    We have to crawl before we can walk.

    Imagine if you were an advertiser and you were going to create an ad for an online video or an online audio what size would you make that ad so that it could go on every video or audio that you wanted it to go on?

    Please chime in and tell us what size you think these ads should be then we can move on to shooting your elephant.

  2. says

    Keep in mind that these are a starting point. To the committee’s credit, they are going to be re-evaluating these standards every 6 months. Also remember that the ADM is still only about 6 months old, so please be patient.

  3. says

    Hi Michael

    I think it is a real oversimplification to boil-down the proposed download measurement guidelines the way you characterize. Since I know you personally on a business level I know you are not intentionally trying to malign the group or its progress. Thanks also for disclosing that you are not participating in this standard process except through post-commentary, despite the fact that you were always invited to. And you still are.

    What I clearly take away is that you are not satisfied that the guidelines in the way that they address listens. You would like the ADM to establish a firm policy as to what is and is not a valid listen, and create a technical schema that supports that policy.

    I think this perspective assumes that this is an insurmountable problem at top-of-mind within the ad-buying community. Our conversations with the industry do not appear to bear this thinking out. The clear message we heard, was that buyers need to understand what measurement processes are being used today in our industry, as opposed to what methods should be used and pushed into the industry.

    Buyers today want to understand the measurement landscape. Currently, on average, they really don’t. So ADM proposed guidelines that lay-out the spectrum of measurement into two large buckets: analysis of files from native servers, and those from third party servers.

    The best analogy I can think of, is that buyers are asking “how does the engine work” rather than what I think you are looking to have ADM push, which is “what kind of engine should we all install.”

    ADM serves to facilitate higher, scalable transactions for downloadable media, with an emphasis on the ad-supported model. We do not think it is appropriate at this point in time, to leapfrog over the important education component within our industry, and unnecessarily disenfranchise members who have legitimate technical reasons for handling download counts the way they choose.

    If a buyer can understand the mechanics, and then ask a provider or publisher how those counts occur in their specific use-case, this arms the buyer with the information needed to make a confident buying decision. The buyer would adjust upwards or downwards to address the general issue of data “quality.” We have some members who only publish full verified downloads, this advanced standard is not only applicable in the standards schema, it is made more evident by virtue of the existing proposed standards.

    Our proposed approach does not shoe-horn parties into one method over another, but the end approach is that the market (not the technical provider) will determine what is, among the valid choices, the preferred listen metrics.
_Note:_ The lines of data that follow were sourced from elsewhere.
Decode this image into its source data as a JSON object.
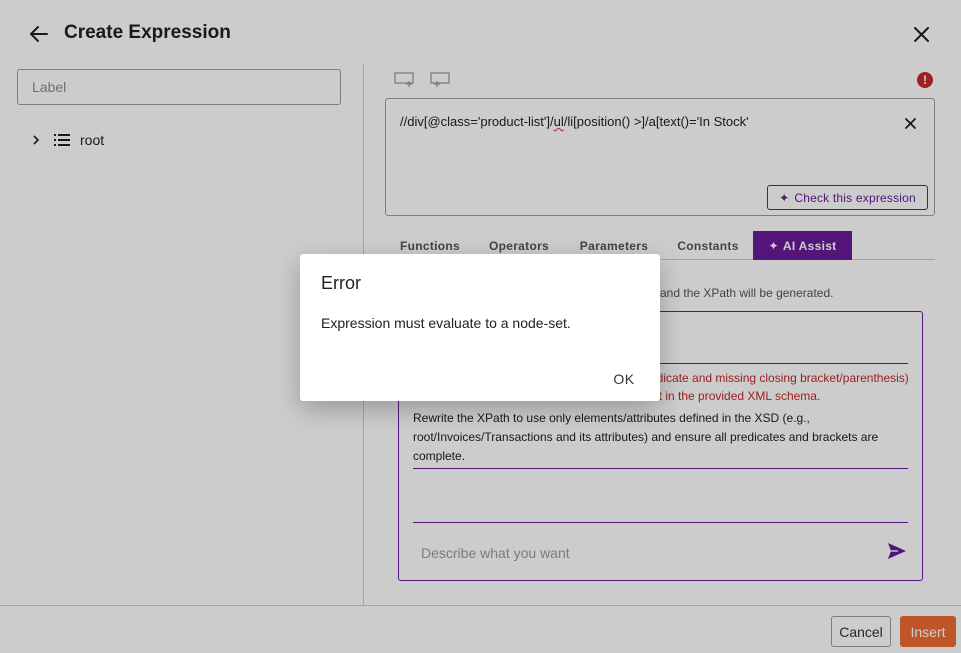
{
  "header": {
    "title": "Create Expression"
  },
  "left_panel": {
    "label_placeholder": "Label",
    "tree_root_label": "root"
  },
  "editor": {
    "expr_part1": "//div[@class='product-list']/",
    "expr_misspelled": "ul",
    "expr_part2": "/li[position() >]/a[text()='In Stock'",
    "check_button": "Check this expression",
    "error_indicator": "!"
  },
  "tabs": [
    "Functions",
    "Operators",
    "Parameters",
    "Constants",
    "AI Assist"
  ],
  "ai_assist": {
    "hint_text": "and the XPath will be generated.",
    "error_line1": "edicate and missing closing bracket/parenthesis)",
    "error_line2": "ist in the provided XML schema.",
    "suggestion": "Rewrite the XPath to use only elements/attributes defined in the XSD (e.g., root/Invoices/Transactions and its attributes) and ensure all predicates and brackets are complete.",
    "input_placeholder": "Describe what you want"
  },
  "footer": {
    "cancel_label": "Cancel",
    "insert_label": "Insert"
  },
  "dialog": {
    "title": "Error",
    "message": "Expression must evaluate to a node-set.",
    "ok_label": "OK"
  },
  "colors": {
    "accent": "#6a1b9a",
    "insert": "#ef6c34",
    "error": "#c62828"
  }
}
And trust me we are paying attention very carefully to the online advertising industry’s needs as they relate to our initiatives.
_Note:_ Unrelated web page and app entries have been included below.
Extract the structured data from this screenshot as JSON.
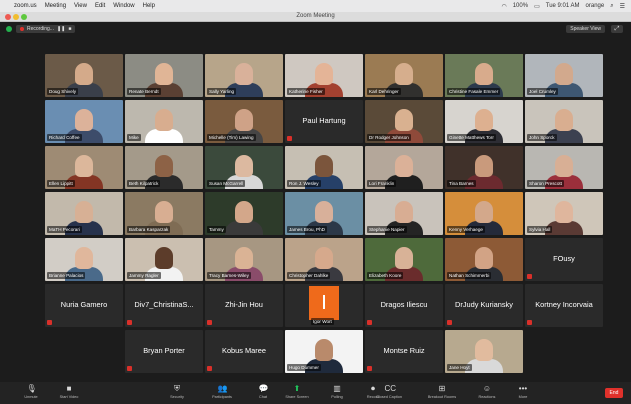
{
  "menubar": {
    "apple": "",
    "items": [
      "zoom.us",
      "Meeting",
      "View",
      "Edit",
      "Window",
      "Help"
    ],
    "right": [
      "100%",
      "Tue 9:01 AM",
      "orange"
    ]
  },
  "window": {
    "title": "Zoom Meeting"
  },
  "topbar": {
    "recording": "Recording...",
    "view": "Speaker View",
    "fullscreen": "⤢"
  },
  "colors": {
    "accent_green": "#23b14d",
    "end_red": "#e0312b",
    "active_border": "#e7d84a",
    "muted_red": "#d9302a"
  },
  "tiles": [
    {
      "name": "Doug Shively",
      "bg": "#6b5a48",
      "skin": "#d4aa8a",
      "shirt": "#3a3f4a"
    },
    {
      "name": "Renate Berndt",
      "bg": "#8c8c84",
      "skin": "#e0b596",
      "shirt": "#5a4033"
    },
    {
      "name": "Sally Yarling",
      "bg": "#b7a58a",
      "skin": "#d9b19a",
      "shirt": "#2e3e5a"
    },
    {
      "name": "Katherine Fisher",
      "bg": "#cfc8c1",
      "skin": "#e4b497",
      "shirt": "#a34130"
    },
    {
      "name": "Karl Dehringer",
      "bg": "#9b7b53",
      "skin": "#d6ae8d",
      "shirt": "#31302e"
    },
    {
      "name": "Christine Fasale Emmer",
      "bg": "#6a7a58",
      "skin": "#d8ab8c",
      "shirt": "#2c3a4c",
      "active": true
    },
    {
      "name": "Joel Crumley",
      "bg": "#b1b6bb",
      "skin": "#d2a98d",
      "shirt": "#3e5772"
    },
    {
      "name": "Richard Coffee",
      "bg": "#6a8eb2",
      "skin": "#dcb29a",
      "shirt": "#3d4c6a"
    },
    {
      "name": "Mike",
      "bg": "#bdb8ae",
      "skin": "#d8ad8f",
      "shirt": "#ffffff"
    },
    {
      "name": "Michelle (Tim) Lawing",
      "bg": "#7a5b3e",
      "skin": "#cfa287",
      "shirt": "#464545"
    },
    {
      "name": "Paul Hartung",
      "dark": true
    },
    {
      "name": "Dr Rodger Johnson",
      "bg": "#5a4a38",
      "skin": "#d9b190",
      "shirt": "#8f4a3a"
    },
    {
      "name": "Ginette Matthews Torr",
      "bg": "#d7d4cf",
      "skin": "#ddb090",
      "shirt": "#2d2d34"
    },
    {
      "name": "John Sporck",
      "bg": "#c9c4bb",
      "skin": "#d9ae90",
      "shirt": "#3c4150"
    },
    {
      "name": "Ellen Lippitt",
      "bg": "#9e8b74",
      "skin": "#dcb79b",
      "shirt": "#843524"
    },
    {
      "name": "Beth Kilpatrick",
      "bg": "#a49a8a",
      "skin": "#8d6246",
      "shirt": "#2b2b2b"
    },
    {
      "name": "Susan McGarrell",
      "bg": "#3b4a3c",
      "skin": "#dcb9a0",
      "shirt": "#d7d7d7"
    },
    {
      "name": "Ron J. Wesley",
      "bg": "#c6bfb3",
      "skin": "#7b553c",
      "shirt": "#264068"
    },
    {
      "name": "Lori Franklin",
      "bg": "#b4a79a",
      "skin": "#dbb198",
      "shirt": "#1f1f1f"
    },
    {
      "name": "Tina Barnes",
      "bg": "#40312a",
      "skin": "#c99a7c",
      "shirt": "#6c2a2f"
    },
    {
      "name": "Sharon Prescott",
      "bg": "#b9b7b2",
      "skin": "#d8af95",
      "shirt": "#9b2f3b"
    },
    {
      "name": "MaTH Pecorari",
      "bg": "#c2b9ab",
      "skin": "#d7b095",
      "shirt": "#27324c"
    },
    {
      "name": "Barbara Kasparzak",
      "bg": "#8b7a62",
      "skin": "#d8ae92",
      "shirt": "#7f6c54"
    },
    {
      "name": "Tammy",
      "bg": "#2d3b2a",
      "skin": "#d3a78a",
      "shirt": "#3a3a3a"
    },
    {
      "name": "James Brou, PhD",
      "bg": "#6b8fa4",
      "skin": "#d8b09a",
      "shirt": "#2c3848"
    },
    {
      "name": "Stephanie Napier",
      "bg": "#c9c3bb",
      "skin": "#d8ad93",
      "shirt": "#242424"
    },
    {
      "name": "Kenny Verhaege",
      "bg": "#d58e3b",
      "skin": "#d3a88b",
      "shirt": "#242a3a"
    },
    {
      "name": "Sylvia Hall",
      "bg": "#cfc6b9",
      "skin": "#dfb69d",
      "shirt": "#5a3a34"
    },
    {
      "name": "Brianne Palacios",
      "bg": "#d2cdc6",
      "skin": "#e0b79c",
      "shirt": "#4a6a8a"
    },
    {
      "name": "Jammy Ragler",
      "bg": "#cbbfb0",
      "skin": "#5c3c2a",
      "shirt": "#f2f2f2"
    },
    {
      "name": "Tracy Barnes-Wiley",
      "bg": "#a79782",
      "skin": "#dab395",
      "shirt": "#8a4c6a"
    },
    {
      "name": "Christopher Dahlke",
      "bg": "#bba38a",
      "skin": "#d6a98c",
      "shirt": "#3a3a40"
    },
    {
      "name": "Elizabeth Koore",
      "bg": "#4e6a3b",
      "skin": "#d8b297",
      "shirt": "#6a2c2c"
    },
    {
      "name": "Nathan Schimmerbi",
      "bg": "#8d5a36",
      "skin": "#d2a385",
      "shirt": "#2a2d33"
    },
    {
      "name": "FOusy",
      "dark": true
    },
    {
      "name": "Nuria Gamero",
      "dark": true
    },
    {
      "name": "Div7_ChristinaS...",
      "dark": true
    },
    {
      "name": "Zhi-Jin Hou",
      "dark": true
    },
    {
      "name": "Igor Wort",
      "orange": true
    },
    {
      "name": "Dragos Iliescu",
      "dark": true
    },
    {
      "name": "DrJudy Kuriansky",
      "dark": true
    },
    {
      "name": "Kortney Incorvaia",
      "dark": true
    },
    {
      "name": "Bryan Porter",
      "dark": true
    },
    {
      "name": "Kobus Maree",
      "dark": true
    },
    {
      "name": "Hugo Dummer",
      "bg": "#f3f3f3",
      "skin": "#b98a6b",
      "shirt": "#1f2a3c"
    },
    {
      "name": "Montse Ruiz",
      "dark": true
    },
    {
      "name": "Jane Hoyt",
      "bg": "#b7a98f",
      "skin": "#e1bb9e",
      "shirt": "#d9d9d9"
    }
  ],
  "toolbar": [
    {
      "label": "Unmute",
      "icon": "microphone-icon",
      "glyph": "🎙"
    },
    {
      "label": "Start Video",
      "icon": "video-camera-icon",
      "glyph": "■"
    },
    {
      "label": "Security",
      "icon": "shield-icon",
      "glyph": "⛨"
    },
    {
      "label": "Participants",
      "icon": "participants-icon",
      "glyph": "👥"
    },
    {
      "label": "Chat",
      "icon": "chat-icon",
      "glyph": "💬"
    },
    {
      "label": "Share Screen",
      "icon": "share-screen-icon",
      "glyph": "⬆"
    },
    {
      "label": "Polling",
      "icon": "polling-icon",
      "glyph": "▥"
    },
    {
      "label": "Record",
      "icon": "record-icon",
      "glyph": "⏺"
    },
    {
      "label": "Closed Caption",
      "icon": "cc-icon",
      "glyph": "CC"
    },
    {
      "label": "Breakout Rooms",
      "icon": "breakout-rooms-icon",
      "glyph": "⊞"
    },
    {
      "label": "Reactions",
      "icon": "reactions-icon",
      "glyph": "☺"
    },
    {
      "label": "More",
      "icon": "more-icon",
      "glyph": "•••"
    }
  ],
  "end_label": "End"
}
    If our goal was to enhance the total amount of ad-supported transactions, why would we force toward a position that results in less (but theoretically preferred) transactions?

    What counts as a listen is extremely important to the industry. For example we can all agree that unfiltered IP counts is a non-starter, that is why ADM does not recommend unfiltered IP counts. But Michael, percentage of downloads equating to a delivery of pre-roll is an exotic detail compared to where buyers are currently understanding our market. You may dwell on these details as any responsible RSS media data provider should, but I can assure you they are not the issues triggering the average buyer. We are very conscious about making sure the industry understands us first, that this is far more important and effective than launching unnecessarily polarizing technical policies.

    Best regards
    Chris MacDonald
    Association for Downloadable Media (ADM)